WHAT YOU NEED TO DO
Report each line from the data below that holds the word "control".

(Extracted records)
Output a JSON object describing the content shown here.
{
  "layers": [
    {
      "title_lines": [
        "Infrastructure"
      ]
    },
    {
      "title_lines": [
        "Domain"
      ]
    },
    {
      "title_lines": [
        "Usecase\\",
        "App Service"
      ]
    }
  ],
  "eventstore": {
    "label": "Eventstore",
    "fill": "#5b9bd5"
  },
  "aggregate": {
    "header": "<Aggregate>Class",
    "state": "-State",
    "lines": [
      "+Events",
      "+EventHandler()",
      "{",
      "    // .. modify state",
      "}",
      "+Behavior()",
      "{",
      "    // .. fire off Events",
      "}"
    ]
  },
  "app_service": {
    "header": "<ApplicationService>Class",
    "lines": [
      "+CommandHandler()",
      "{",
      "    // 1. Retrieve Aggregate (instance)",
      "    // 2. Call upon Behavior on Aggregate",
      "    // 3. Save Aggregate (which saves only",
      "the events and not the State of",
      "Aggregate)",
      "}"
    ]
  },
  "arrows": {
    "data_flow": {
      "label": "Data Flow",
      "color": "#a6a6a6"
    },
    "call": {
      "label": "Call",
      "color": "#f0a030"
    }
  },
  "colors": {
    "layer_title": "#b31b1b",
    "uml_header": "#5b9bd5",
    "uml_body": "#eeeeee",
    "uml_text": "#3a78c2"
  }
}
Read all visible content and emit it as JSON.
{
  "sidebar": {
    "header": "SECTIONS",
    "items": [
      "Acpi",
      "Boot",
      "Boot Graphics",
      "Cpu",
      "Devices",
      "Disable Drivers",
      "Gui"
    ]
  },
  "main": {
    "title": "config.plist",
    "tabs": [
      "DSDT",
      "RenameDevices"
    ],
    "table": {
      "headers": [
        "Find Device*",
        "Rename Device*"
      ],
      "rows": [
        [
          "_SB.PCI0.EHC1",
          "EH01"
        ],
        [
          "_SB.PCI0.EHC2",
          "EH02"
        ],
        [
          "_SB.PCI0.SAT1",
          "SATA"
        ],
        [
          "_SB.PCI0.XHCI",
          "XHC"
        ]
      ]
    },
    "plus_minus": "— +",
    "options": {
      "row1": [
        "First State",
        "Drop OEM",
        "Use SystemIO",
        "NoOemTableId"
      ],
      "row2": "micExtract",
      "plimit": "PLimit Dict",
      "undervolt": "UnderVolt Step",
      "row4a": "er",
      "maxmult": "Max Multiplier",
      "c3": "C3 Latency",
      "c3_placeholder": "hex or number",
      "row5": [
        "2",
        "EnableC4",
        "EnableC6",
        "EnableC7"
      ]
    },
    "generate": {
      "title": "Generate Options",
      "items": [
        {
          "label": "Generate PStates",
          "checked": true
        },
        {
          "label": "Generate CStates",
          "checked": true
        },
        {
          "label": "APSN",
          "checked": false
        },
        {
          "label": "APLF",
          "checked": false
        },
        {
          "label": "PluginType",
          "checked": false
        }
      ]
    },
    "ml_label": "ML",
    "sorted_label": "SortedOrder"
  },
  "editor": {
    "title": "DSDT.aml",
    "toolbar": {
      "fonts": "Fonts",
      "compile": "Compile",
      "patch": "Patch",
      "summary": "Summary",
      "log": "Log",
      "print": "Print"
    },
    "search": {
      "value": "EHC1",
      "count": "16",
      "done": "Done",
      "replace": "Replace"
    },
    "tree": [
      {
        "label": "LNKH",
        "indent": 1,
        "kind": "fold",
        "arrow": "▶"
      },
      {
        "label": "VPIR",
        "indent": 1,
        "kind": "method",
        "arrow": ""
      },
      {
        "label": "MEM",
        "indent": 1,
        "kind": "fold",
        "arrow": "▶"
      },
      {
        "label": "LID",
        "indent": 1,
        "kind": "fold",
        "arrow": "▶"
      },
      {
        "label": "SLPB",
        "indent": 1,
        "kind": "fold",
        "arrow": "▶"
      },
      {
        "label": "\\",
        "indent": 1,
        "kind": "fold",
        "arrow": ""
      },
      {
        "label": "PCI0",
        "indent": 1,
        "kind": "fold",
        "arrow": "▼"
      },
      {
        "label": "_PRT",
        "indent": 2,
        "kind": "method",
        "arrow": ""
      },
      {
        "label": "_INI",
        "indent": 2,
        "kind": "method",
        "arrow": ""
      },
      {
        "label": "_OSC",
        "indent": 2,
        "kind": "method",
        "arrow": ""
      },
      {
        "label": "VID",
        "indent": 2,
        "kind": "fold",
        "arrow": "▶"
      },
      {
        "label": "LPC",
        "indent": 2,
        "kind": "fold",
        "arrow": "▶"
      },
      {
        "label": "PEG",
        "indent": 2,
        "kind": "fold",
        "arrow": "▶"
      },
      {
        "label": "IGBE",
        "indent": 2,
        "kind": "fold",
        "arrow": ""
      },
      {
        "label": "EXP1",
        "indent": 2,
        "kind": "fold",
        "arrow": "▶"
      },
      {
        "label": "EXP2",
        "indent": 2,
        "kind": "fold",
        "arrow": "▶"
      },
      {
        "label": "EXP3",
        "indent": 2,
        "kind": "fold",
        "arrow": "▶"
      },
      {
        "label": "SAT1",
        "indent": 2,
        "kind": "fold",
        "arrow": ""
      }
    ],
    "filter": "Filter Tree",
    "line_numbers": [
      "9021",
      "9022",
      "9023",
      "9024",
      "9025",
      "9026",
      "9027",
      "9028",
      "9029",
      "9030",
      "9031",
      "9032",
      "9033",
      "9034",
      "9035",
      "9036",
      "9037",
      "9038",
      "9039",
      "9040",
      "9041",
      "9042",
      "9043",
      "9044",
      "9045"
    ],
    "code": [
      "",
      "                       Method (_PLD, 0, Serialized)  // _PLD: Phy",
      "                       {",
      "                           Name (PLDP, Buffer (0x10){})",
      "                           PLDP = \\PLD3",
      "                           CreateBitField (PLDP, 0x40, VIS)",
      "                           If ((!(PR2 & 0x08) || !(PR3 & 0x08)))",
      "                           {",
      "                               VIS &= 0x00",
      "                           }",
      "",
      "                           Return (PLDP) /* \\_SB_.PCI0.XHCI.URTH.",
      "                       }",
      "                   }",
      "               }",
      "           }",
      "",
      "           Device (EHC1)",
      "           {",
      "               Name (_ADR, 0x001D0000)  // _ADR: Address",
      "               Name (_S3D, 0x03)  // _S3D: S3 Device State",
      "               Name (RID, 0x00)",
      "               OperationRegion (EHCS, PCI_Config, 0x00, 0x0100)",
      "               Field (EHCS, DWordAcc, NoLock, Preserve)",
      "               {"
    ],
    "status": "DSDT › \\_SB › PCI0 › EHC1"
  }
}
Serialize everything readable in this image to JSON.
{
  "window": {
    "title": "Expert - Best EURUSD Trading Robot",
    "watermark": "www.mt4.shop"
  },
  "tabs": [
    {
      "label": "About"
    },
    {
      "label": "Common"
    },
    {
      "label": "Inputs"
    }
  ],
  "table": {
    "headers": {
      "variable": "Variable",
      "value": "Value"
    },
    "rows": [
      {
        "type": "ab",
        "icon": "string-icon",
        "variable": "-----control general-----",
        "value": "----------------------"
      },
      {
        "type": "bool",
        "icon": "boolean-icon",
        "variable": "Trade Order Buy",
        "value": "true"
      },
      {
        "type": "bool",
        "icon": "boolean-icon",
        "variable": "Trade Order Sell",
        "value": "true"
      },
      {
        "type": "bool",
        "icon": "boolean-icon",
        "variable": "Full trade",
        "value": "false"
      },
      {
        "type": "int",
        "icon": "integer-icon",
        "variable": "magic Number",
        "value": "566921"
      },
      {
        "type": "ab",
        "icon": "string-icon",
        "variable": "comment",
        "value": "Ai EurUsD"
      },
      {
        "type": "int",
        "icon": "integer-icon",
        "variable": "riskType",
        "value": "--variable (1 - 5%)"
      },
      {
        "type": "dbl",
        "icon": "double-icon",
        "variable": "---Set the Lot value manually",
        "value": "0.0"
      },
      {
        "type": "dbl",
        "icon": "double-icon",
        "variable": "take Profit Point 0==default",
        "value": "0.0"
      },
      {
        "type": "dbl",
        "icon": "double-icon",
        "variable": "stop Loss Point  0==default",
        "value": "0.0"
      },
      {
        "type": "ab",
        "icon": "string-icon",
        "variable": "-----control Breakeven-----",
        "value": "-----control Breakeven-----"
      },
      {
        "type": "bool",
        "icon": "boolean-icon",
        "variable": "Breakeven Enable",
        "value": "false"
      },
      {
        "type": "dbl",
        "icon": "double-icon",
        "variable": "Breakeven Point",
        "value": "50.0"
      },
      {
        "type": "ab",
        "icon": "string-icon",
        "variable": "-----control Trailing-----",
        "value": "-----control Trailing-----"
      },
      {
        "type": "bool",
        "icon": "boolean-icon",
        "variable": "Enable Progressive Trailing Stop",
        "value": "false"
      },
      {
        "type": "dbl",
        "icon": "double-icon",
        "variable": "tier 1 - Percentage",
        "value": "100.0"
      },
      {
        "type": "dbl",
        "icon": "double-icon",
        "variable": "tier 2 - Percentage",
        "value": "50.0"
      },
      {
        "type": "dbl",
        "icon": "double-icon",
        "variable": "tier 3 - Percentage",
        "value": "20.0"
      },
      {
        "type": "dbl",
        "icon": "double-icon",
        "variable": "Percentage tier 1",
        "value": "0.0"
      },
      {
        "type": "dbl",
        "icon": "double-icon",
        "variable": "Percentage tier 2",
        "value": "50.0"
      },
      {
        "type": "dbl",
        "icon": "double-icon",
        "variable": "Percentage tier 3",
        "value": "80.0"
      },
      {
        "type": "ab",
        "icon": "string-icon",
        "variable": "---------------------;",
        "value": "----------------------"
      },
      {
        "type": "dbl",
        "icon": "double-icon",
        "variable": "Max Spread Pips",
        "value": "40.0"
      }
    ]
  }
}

ANSWER BOX
        "variable": "-----control general-----",
        "variable": "-----control Breakeven-----",
        "value": "-----control Breakeven-----"
        "variable": "-----control Trailing-----",
        "value": "-----control Trailing-----"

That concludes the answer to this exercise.